What is being asked:
Count every line in the entries that contains "icon". Report that count alone.

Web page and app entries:
######

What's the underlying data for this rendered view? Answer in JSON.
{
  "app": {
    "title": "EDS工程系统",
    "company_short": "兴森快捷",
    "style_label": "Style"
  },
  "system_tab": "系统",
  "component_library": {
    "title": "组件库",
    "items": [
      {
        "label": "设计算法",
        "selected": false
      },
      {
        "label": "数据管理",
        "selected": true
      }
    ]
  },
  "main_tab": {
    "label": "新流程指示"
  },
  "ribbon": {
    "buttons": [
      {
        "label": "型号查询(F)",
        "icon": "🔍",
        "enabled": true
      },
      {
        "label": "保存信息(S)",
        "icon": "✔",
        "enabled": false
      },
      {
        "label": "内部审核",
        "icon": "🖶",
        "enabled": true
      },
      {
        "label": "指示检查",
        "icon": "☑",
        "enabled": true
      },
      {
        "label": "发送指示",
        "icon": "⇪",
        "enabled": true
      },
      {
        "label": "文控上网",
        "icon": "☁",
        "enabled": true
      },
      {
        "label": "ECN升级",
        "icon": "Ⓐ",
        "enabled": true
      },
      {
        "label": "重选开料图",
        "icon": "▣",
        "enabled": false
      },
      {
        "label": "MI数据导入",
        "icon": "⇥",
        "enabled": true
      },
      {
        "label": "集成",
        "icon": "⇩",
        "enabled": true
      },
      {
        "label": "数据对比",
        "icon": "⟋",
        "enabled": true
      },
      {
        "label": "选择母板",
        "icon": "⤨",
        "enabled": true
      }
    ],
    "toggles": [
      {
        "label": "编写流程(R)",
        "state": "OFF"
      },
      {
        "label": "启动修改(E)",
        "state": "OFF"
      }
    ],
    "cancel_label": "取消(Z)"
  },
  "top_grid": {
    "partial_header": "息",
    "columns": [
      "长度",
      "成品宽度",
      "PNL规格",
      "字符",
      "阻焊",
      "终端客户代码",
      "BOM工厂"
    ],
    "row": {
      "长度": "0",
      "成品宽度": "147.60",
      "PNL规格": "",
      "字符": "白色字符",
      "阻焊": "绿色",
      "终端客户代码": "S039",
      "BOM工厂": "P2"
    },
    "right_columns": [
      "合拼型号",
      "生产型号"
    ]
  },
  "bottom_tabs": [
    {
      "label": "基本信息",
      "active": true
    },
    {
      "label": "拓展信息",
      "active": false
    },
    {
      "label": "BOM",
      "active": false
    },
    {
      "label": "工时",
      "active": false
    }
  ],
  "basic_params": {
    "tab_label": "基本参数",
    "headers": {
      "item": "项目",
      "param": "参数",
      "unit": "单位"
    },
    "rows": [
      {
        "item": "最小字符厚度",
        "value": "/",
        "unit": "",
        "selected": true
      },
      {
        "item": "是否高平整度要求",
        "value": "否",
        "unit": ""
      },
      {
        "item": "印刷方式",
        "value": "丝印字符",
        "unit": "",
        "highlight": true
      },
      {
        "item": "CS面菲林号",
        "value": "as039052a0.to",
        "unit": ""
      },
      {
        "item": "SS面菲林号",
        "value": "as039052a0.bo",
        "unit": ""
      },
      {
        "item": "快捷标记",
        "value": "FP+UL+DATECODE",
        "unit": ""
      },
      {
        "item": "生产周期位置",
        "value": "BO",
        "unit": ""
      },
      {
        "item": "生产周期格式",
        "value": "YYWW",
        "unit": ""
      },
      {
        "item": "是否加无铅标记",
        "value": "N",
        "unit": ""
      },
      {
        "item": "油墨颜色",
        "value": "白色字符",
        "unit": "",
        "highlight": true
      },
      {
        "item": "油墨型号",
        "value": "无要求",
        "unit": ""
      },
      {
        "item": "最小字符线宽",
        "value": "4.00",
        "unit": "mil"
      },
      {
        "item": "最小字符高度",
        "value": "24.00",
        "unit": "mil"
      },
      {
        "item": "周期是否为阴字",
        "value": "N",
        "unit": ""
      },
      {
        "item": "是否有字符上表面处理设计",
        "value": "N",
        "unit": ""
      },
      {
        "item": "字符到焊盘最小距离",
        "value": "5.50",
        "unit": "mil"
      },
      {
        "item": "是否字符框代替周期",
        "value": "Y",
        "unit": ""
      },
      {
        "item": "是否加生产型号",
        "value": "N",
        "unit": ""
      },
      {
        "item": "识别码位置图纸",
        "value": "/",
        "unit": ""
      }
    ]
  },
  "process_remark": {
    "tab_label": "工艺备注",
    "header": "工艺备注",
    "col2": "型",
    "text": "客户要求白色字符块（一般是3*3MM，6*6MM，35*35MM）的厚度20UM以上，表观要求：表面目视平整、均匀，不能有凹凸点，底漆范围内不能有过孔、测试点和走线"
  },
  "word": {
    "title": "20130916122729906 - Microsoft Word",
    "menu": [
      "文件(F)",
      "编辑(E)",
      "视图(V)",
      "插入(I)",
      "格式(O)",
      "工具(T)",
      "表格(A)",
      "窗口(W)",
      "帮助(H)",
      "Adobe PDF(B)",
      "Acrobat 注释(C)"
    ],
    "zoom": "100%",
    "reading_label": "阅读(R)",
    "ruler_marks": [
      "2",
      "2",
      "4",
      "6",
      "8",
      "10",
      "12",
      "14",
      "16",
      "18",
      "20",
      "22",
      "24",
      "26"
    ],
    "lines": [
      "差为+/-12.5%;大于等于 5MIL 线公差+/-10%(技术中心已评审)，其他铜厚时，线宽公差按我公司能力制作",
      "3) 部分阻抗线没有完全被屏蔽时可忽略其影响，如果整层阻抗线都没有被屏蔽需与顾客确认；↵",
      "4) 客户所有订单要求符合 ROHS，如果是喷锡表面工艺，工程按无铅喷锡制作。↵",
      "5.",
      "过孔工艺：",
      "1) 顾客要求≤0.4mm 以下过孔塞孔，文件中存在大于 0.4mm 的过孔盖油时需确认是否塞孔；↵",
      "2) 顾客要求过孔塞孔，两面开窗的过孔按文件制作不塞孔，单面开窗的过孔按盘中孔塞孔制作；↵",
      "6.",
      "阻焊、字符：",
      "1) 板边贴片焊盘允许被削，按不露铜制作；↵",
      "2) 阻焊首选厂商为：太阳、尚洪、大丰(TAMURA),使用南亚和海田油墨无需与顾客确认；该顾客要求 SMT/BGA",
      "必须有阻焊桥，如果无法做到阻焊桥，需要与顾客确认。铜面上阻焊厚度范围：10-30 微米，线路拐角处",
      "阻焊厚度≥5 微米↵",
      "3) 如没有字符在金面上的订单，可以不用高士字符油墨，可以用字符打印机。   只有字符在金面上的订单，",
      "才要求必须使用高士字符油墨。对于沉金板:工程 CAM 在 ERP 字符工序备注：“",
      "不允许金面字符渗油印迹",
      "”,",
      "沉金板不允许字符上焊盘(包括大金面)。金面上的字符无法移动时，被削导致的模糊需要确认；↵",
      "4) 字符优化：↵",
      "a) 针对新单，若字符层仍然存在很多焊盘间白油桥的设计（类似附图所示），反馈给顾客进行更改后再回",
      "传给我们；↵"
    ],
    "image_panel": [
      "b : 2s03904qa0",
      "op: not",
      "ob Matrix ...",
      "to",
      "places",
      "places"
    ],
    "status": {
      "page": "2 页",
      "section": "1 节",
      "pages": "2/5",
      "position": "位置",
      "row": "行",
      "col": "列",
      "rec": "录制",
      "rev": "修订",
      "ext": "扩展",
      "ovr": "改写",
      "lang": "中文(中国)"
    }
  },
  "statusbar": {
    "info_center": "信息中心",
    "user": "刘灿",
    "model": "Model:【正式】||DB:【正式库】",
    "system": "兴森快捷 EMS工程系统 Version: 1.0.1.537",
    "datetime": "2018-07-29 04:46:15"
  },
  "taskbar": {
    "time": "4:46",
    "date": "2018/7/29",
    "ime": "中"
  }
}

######

Completed task:
12